WORK TO BE COMPLETED. Return every line below in which "count" appears.
Start of WORKING DATA
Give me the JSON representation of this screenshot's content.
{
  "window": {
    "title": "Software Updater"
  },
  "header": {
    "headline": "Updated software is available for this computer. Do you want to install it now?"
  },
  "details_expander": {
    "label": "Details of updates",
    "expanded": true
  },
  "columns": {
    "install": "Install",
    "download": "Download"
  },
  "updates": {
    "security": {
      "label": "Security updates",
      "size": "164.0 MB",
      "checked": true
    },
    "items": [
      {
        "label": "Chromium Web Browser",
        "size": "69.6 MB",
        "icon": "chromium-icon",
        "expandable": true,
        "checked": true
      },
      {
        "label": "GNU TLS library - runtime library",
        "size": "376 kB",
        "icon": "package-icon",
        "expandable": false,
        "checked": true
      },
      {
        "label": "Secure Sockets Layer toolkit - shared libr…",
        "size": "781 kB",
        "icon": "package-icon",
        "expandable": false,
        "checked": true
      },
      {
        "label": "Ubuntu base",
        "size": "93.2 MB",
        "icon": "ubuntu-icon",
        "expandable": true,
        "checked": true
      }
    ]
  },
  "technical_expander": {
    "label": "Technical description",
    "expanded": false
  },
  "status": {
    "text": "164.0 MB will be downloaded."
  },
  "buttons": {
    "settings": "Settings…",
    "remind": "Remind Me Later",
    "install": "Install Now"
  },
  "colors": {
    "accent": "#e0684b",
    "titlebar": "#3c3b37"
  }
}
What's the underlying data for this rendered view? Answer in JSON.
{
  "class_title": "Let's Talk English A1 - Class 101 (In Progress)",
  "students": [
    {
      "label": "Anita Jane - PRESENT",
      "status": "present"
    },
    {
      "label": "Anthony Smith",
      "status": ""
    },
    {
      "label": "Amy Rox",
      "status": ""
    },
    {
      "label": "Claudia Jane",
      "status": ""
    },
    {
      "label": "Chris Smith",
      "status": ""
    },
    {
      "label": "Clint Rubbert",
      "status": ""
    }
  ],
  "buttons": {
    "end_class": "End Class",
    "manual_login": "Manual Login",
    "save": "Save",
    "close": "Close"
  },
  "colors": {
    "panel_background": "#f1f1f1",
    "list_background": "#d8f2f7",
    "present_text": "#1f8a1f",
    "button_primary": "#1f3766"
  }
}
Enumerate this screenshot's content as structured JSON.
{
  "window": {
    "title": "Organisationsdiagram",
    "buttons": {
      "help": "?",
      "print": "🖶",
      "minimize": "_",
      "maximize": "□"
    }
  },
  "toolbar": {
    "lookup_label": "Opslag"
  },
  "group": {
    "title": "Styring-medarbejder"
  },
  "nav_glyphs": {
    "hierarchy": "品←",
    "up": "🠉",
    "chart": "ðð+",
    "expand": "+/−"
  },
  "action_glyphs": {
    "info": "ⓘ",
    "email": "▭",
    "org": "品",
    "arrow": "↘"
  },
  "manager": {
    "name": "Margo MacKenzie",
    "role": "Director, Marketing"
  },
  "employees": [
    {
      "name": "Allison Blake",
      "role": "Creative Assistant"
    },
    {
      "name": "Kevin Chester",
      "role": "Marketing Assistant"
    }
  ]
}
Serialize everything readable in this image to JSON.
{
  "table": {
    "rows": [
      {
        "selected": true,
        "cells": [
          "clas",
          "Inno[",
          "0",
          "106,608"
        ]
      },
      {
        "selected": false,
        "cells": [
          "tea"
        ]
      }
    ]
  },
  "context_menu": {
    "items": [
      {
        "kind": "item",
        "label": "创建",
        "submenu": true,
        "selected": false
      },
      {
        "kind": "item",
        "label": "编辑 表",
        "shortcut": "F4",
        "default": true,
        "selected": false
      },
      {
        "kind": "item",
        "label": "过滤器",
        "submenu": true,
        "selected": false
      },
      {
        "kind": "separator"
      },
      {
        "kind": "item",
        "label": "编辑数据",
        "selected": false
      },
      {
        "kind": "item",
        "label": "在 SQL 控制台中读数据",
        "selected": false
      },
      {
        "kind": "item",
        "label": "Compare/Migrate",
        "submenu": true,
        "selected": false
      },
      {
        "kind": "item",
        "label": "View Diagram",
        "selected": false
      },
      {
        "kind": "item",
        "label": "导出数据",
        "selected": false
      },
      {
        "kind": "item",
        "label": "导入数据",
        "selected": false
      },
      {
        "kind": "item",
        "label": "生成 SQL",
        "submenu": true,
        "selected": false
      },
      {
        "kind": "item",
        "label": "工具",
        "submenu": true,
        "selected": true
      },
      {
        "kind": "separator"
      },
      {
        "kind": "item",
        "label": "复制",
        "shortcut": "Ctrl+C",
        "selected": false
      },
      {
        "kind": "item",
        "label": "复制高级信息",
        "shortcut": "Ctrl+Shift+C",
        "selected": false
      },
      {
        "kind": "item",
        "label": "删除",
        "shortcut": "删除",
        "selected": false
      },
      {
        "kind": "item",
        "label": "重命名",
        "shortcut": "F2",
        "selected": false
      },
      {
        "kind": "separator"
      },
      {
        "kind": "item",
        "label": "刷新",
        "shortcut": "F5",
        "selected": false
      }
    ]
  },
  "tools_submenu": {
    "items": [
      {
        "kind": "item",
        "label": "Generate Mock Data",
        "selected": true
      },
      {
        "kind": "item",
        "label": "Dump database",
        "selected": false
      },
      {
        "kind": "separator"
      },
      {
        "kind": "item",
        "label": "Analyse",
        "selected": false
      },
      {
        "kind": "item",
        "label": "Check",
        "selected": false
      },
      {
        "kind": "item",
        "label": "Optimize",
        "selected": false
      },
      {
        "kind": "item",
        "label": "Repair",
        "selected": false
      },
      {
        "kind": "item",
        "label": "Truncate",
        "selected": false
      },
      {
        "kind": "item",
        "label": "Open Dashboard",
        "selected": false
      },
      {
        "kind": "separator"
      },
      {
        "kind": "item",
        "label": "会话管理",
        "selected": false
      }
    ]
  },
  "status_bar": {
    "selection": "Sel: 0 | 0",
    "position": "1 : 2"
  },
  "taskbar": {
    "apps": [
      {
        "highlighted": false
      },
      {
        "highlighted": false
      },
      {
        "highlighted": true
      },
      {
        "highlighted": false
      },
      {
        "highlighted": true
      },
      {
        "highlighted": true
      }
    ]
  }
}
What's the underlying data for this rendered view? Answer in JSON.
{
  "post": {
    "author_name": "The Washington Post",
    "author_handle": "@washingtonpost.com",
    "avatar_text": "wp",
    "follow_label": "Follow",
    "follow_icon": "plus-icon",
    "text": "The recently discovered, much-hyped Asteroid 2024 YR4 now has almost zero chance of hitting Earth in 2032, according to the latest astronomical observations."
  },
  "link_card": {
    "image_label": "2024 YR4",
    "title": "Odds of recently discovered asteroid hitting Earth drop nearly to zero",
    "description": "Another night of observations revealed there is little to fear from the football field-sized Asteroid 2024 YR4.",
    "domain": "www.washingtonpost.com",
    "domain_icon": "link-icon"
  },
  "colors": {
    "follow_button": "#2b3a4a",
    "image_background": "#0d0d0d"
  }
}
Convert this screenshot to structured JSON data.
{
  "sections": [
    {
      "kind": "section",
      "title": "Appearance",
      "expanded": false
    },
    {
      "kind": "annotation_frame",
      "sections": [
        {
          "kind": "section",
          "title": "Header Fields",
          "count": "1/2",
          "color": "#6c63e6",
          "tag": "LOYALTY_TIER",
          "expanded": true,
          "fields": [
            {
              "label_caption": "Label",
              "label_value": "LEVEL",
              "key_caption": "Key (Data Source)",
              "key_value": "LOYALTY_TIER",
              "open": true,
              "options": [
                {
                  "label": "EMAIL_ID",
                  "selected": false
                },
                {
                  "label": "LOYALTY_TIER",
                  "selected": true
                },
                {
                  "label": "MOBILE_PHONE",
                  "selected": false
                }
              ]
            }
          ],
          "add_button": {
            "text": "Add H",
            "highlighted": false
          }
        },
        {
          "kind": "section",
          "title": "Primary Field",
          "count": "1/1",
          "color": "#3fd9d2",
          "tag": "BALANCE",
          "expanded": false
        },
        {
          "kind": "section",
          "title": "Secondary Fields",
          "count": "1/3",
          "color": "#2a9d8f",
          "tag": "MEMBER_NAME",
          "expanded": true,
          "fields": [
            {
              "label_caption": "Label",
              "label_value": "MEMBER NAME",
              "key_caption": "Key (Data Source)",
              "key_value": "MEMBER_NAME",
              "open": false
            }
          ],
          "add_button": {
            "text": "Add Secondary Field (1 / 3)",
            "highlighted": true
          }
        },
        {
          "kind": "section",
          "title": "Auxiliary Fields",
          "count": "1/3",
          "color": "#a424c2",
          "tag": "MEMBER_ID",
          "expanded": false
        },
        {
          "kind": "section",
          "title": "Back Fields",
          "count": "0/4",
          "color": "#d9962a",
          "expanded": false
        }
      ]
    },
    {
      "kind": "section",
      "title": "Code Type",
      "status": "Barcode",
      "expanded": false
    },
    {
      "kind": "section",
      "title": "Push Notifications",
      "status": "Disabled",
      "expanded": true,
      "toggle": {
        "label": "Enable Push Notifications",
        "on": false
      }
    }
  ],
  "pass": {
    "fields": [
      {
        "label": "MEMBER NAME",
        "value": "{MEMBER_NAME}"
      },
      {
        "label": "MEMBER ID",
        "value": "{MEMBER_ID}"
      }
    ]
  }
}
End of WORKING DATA
YOUR RESPONSE.
          "count": "1/2",
          "count": "1/1",
          "count": "1/3",
          "count": "1/3",
          "count": "0/4",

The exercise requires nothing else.